COLOMBIA: The death of a key witness in a Colombian fraud scandal involving Odebrecht is now being investigated for poisoning. Jorge Enrique Pizano was originally thought dead from natural causes. The attorney-general opened the investigation after Pizano’s son, Alejandro, died three days after his father’s death when he allegedly drank from a bottle at his poisoned father’s home. Medical examiners found the bottle contained cyanide.
The construction company Odebrecht is at the center of a massive corruption scandal spanning Latin America and has admitted to paying bribes in 12 countries, including Colombia. Pizano worked as an auditor in one of Colombia’s biggest infrastructure projects which worked with Odebrecht. In 2013 Pizano began denouncing allegedly suspicious payments made by Odebrecht.
Last August, Pizano handed a Colombian news program an audio recording from 2015 involving Néstor Humberto Martínez—who is now the attorney-general. The news station said Pizano feared people were plotting his death. The airing of the audio generated calls for the attorney general’s resignation.
HEADLINES FROM THE WESTERN HEMISPHERE
UNITED STATES: U.S. District Judge Brian Cogan admonished Joaquín “El Chapo” Guzmán’s lawyer, Jeffrey Lichtman, for going “far afield of direct or circumstantial proof” in his Tuesday opening statement. The statement included assertions that Mexican officials at the highest levels —including two presidents— received millions of dollars in bribes from Guzmán’s cartel. Federal prosecutors asked Cogan to throw out the opening statement altogether, which was not conceded.
MEXICO: An estimated 1,767 members of the Tzotzil community fled the town of Chavajebal, El Bosque, in Chiapas’ highlands, last week. The exodus happened after a shootout and explosions caused residents to fear for their lives. According to the Fray Bartolomé de las Casas Human Rights Center, this forced displacement is a humanitarian crisis. Other Tzotzil communities in the area have also been forcibly displaced due to violent conditions and government inaction has worsened the situation.
CUBA: The United States added 26 Cuban attractions, including ships and shopping centers, to a list of places that Americans tourists are barred from visiting. On a related note, a Cuban ambassador was rejected a room in a U.S.-owned hotel in Japan because it would violate the sanctions imposed by the U.S. government.
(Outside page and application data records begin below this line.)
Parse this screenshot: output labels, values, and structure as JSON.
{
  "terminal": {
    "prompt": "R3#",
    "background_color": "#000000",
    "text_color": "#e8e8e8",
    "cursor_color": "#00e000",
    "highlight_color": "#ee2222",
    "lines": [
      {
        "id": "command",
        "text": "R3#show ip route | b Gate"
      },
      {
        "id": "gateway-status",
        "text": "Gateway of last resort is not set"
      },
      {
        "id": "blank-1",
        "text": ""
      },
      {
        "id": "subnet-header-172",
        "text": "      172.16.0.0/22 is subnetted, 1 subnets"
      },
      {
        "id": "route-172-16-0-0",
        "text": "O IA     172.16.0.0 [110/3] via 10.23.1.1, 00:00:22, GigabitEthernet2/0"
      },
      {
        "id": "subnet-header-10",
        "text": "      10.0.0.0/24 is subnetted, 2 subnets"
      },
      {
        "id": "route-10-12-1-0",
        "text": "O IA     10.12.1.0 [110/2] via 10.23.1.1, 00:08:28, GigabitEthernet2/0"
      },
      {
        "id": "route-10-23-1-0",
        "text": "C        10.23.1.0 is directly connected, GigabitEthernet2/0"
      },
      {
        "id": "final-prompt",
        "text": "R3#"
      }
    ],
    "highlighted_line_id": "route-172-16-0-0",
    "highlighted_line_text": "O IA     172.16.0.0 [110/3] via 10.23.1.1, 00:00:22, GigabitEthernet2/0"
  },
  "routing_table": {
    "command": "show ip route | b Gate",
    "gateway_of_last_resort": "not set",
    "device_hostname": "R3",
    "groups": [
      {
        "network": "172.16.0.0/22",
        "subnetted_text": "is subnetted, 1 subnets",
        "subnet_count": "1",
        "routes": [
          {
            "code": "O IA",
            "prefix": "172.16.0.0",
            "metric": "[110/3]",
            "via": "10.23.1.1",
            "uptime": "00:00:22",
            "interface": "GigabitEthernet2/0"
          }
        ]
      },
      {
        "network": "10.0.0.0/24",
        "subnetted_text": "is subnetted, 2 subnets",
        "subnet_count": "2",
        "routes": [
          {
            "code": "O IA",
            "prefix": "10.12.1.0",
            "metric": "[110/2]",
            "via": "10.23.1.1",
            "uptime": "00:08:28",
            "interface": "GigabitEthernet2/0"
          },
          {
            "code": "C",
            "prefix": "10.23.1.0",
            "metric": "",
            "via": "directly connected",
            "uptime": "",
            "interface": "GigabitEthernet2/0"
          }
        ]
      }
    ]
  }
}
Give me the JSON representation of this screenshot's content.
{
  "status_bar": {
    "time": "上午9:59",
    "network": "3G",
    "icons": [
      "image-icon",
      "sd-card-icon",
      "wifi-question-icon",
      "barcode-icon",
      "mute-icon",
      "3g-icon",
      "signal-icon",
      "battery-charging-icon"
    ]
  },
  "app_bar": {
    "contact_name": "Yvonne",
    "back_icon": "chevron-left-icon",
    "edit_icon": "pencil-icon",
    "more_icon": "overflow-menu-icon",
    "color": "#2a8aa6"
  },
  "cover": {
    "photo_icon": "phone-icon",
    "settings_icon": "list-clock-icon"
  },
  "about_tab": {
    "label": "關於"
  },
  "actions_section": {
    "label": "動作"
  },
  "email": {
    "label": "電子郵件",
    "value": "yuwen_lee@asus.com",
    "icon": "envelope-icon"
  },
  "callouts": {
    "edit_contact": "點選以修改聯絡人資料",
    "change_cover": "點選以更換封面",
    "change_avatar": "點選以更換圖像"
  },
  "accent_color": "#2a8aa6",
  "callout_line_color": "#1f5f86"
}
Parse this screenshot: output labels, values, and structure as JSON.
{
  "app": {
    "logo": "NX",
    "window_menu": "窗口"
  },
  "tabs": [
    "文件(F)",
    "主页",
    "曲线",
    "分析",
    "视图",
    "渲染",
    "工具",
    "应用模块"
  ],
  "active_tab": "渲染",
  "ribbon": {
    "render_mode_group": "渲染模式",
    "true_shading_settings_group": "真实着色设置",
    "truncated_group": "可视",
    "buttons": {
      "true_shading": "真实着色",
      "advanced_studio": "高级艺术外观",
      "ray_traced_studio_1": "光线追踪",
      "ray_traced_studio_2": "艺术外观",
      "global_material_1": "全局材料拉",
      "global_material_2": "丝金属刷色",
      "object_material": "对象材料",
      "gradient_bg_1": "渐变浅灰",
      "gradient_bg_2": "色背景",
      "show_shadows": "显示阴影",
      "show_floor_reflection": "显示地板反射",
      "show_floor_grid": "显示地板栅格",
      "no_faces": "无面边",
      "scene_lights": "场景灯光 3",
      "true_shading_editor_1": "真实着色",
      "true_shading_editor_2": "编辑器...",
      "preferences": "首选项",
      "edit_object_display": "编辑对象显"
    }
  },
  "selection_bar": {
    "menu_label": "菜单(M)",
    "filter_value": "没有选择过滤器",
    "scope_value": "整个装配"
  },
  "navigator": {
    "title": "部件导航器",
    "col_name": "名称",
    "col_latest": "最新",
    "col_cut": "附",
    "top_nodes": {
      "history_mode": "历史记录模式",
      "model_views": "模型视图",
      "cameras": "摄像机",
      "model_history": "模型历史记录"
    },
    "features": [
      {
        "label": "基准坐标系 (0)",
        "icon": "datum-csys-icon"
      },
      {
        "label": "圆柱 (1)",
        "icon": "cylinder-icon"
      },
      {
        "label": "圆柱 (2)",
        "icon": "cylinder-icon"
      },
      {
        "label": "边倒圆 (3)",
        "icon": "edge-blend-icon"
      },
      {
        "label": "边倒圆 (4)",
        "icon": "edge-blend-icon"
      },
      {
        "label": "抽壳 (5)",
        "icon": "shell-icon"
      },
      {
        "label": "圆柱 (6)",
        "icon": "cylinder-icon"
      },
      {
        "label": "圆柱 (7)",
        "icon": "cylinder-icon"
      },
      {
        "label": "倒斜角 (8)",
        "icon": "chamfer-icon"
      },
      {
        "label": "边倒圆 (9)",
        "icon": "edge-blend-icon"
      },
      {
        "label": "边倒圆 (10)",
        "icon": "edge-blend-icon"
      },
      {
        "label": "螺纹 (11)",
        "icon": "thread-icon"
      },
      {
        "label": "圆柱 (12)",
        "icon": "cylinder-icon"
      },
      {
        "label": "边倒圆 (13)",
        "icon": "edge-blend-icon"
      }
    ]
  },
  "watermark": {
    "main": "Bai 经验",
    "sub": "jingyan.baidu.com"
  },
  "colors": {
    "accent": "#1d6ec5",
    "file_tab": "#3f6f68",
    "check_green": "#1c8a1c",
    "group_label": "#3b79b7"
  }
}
PANAMA: The General Attorney’s Office determined that union transportation leaders and authorities were involved in a complex corruption scheme, in which they tripled the compensation given to drivers of old buses, and then stole the money intended to go to them. Over 560 people have been indicted, including 63 public officials from the Transportation Office and the General Comptroller.
BOLIVIA: Archaeologists have excavated burial sites containing hundreds of human remains, ceramics, and metal crafts in the highlands south of La Paz, authorities announced yesterday. The dig had been authorized three months ago, when a mining project unearthed artifacts in the area. The remains date back roughly 500 years. Some have been identified as Incan, while others are believed to belong to an earlier civilization, possibly the Pacajes people.
BRAZIL: The Cuban government announced yesterday it will withdraw some 11,420 Cuban doctors stationed in Brazil, after far-right President-elect Jair Bolsonaro said he plans to force changes to their contracts. Since 2013, the “More Doctors” exchange program has sent 20,000 doctors to mostly rural, impoverished areas in the country. Bolsonaro has said he will require the doctors to keep the entirety of their salaries, 75 percent of which is currently remitted back to Cuba.
GOT NEWS? Send the editors tips, articles and other items for inclusion in Today in Latin America to firstname.lastname@example.org.